Reply with one number only: the count of lines below that contain the word "World".

========

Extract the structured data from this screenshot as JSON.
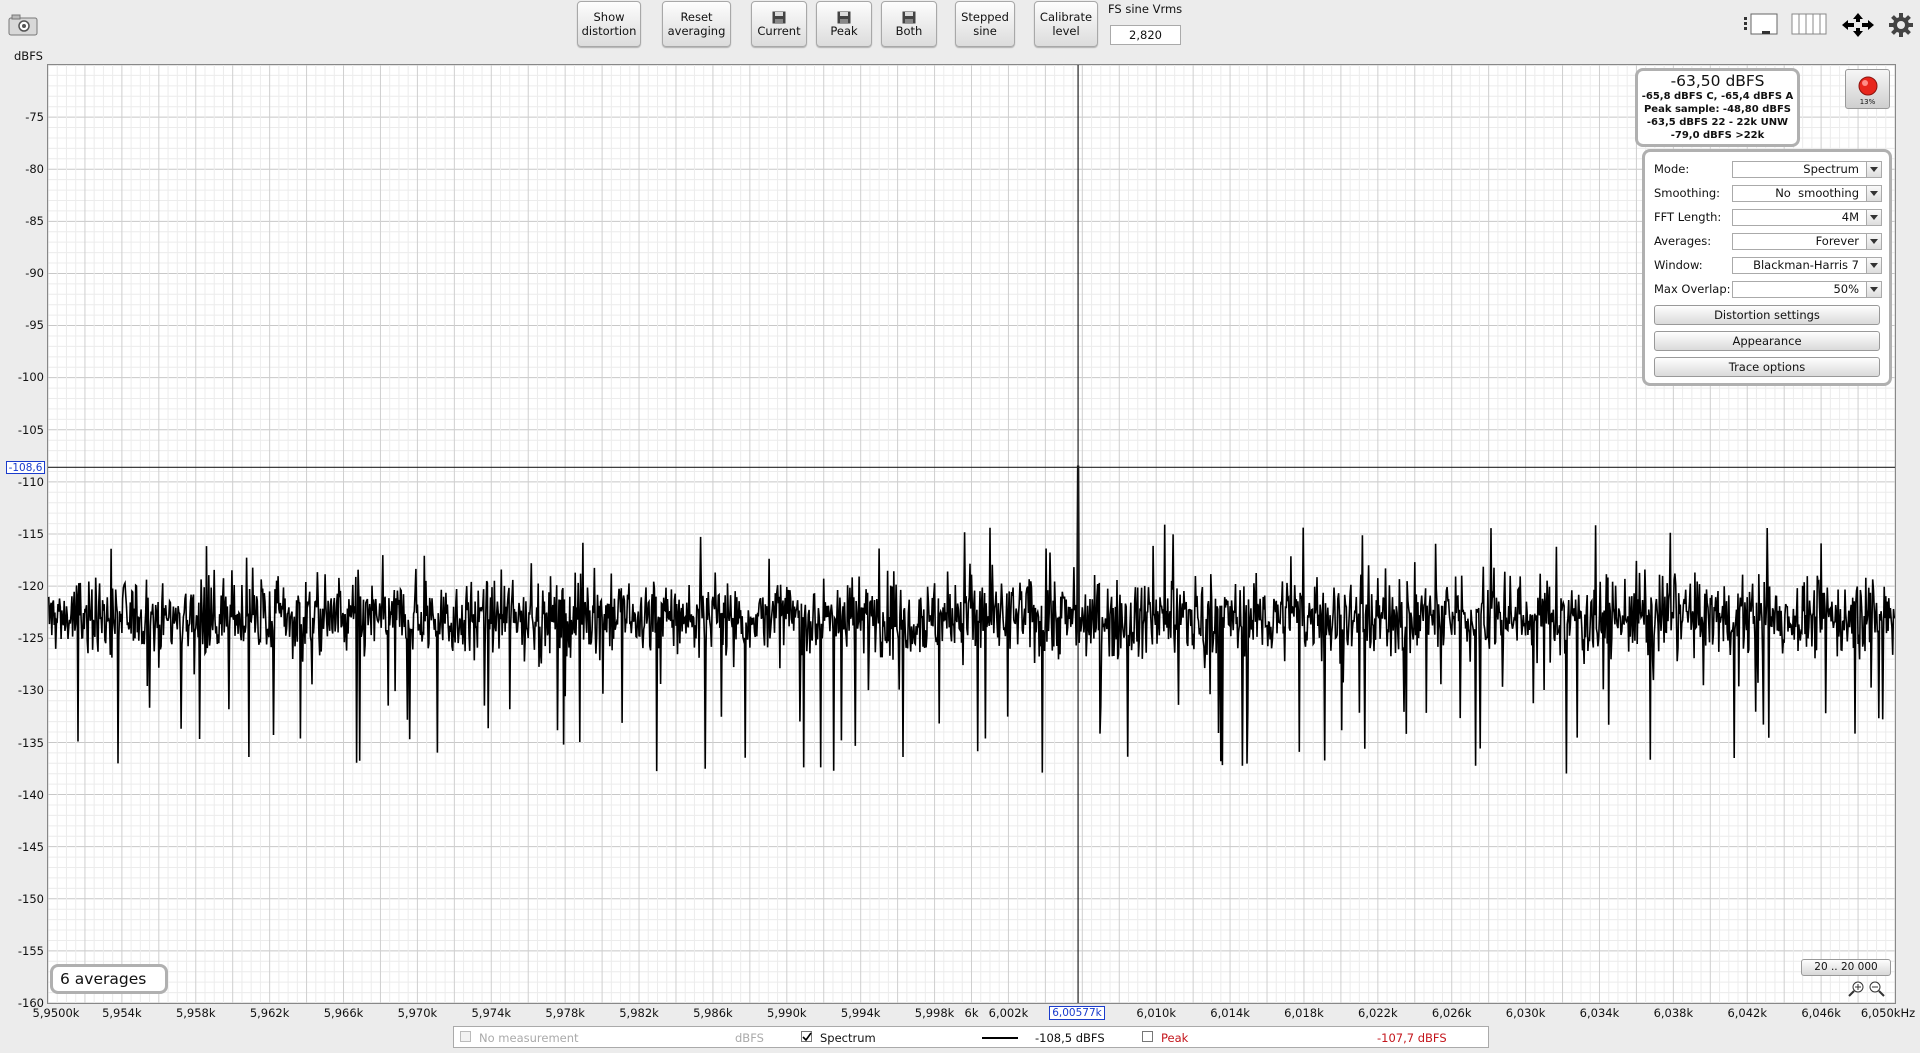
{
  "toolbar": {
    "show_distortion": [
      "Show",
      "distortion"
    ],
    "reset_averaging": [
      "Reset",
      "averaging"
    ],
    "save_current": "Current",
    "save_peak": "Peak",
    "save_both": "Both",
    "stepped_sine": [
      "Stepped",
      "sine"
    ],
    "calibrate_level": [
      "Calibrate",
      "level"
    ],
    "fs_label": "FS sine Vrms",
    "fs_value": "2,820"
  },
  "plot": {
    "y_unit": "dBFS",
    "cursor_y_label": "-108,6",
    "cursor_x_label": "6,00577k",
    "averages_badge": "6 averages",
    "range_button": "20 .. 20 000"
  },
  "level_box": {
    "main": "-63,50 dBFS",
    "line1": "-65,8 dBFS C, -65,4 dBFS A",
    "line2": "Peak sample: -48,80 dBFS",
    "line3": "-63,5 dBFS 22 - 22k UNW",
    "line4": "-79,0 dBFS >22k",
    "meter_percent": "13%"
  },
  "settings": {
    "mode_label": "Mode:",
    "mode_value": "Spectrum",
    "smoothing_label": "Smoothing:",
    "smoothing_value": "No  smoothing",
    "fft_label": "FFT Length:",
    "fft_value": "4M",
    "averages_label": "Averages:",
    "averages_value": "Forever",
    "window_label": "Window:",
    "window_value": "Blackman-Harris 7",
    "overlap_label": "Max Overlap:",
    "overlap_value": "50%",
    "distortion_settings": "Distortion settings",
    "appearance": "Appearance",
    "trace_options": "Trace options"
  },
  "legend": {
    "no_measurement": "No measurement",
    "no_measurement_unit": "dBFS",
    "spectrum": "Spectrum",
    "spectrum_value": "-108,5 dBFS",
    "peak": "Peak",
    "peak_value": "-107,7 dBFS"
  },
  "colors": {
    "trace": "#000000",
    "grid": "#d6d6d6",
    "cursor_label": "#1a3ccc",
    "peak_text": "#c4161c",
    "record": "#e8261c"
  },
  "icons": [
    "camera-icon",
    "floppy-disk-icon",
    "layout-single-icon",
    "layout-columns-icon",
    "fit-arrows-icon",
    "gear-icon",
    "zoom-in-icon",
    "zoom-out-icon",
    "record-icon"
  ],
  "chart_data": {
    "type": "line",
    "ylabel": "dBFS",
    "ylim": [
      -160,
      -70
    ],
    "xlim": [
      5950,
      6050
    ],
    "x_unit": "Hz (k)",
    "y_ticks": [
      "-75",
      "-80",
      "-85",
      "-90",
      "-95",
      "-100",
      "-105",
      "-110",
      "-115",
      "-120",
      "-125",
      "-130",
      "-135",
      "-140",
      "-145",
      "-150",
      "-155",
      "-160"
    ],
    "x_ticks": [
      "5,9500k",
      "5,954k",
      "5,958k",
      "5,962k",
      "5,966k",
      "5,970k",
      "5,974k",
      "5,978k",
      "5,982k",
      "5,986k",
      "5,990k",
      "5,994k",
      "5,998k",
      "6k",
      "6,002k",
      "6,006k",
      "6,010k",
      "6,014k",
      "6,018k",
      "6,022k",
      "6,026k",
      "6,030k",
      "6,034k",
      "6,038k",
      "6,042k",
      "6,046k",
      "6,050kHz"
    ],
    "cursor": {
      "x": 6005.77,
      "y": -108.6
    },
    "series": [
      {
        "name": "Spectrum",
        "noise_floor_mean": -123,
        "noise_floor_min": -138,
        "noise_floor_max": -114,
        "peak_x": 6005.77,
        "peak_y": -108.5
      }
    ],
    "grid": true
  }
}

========

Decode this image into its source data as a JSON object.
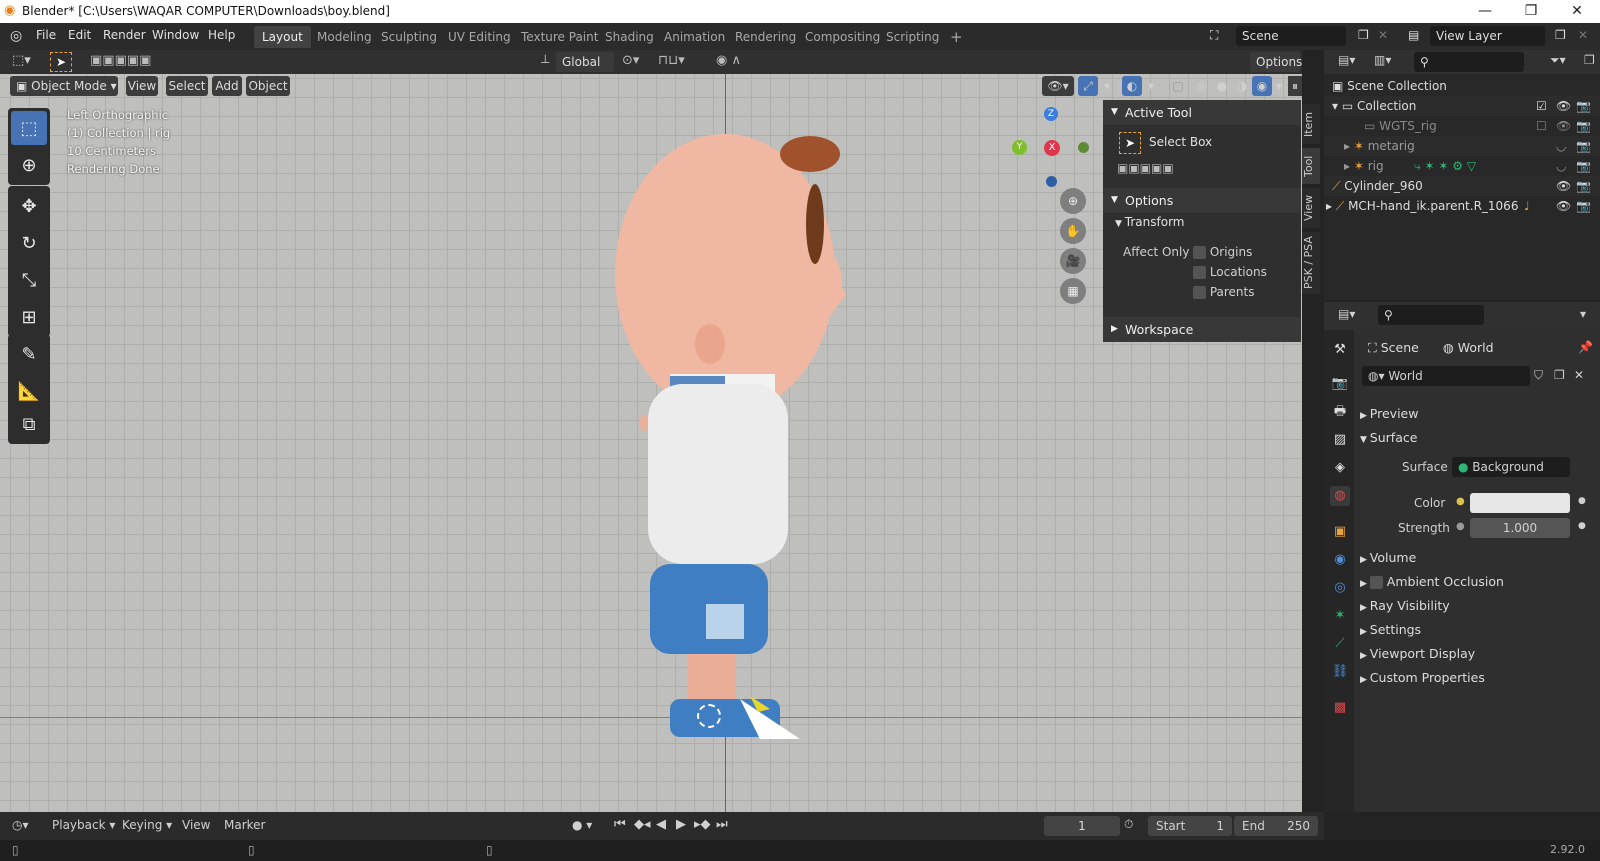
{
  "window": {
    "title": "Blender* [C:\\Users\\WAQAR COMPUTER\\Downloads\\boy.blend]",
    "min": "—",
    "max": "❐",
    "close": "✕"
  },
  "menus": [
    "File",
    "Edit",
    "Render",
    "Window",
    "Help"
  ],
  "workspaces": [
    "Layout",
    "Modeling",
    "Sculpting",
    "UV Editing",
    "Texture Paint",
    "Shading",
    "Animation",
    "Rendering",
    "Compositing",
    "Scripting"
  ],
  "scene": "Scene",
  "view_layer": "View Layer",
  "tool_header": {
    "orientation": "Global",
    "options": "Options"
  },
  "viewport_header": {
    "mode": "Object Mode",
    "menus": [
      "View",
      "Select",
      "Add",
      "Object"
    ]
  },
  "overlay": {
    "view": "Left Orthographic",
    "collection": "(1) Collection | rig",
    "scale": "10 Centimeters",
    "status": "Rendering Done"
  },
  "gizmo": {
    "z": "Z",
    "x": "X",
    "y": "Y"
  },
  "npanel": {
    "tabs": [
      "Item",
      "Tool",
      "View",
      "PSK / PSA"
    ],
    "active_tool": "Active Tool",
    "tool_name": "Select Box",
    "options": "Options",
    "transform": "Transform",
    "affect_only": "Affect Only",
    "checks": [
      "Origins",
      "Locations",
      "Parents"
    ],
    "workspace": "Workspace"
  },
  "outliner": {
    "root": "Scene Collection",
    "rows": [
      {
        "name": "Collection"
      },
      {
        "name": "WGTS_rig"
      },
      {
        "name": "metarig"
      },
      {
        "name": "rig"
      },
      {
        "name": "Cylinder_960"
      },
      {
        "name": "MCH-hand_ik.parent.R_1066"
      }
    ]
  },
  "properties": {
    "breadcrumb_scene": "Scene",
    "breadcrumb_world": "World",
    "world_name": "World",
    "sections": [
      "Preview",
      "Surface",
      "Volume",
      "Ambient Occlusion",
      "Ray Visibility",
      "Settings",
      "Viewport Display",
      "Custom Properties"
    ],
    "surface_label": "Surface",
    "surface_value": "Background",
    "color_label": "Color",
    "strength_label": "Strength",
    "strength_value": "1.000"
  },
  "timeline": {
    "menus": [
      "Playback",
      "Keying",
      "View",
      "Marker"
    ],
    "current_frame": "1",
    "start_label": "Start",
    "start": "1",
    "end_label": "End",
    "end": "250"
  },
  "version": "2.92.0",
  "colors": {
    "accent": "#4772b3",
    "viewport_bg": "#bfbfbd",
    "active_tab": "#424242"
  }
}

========

Answer for the task
2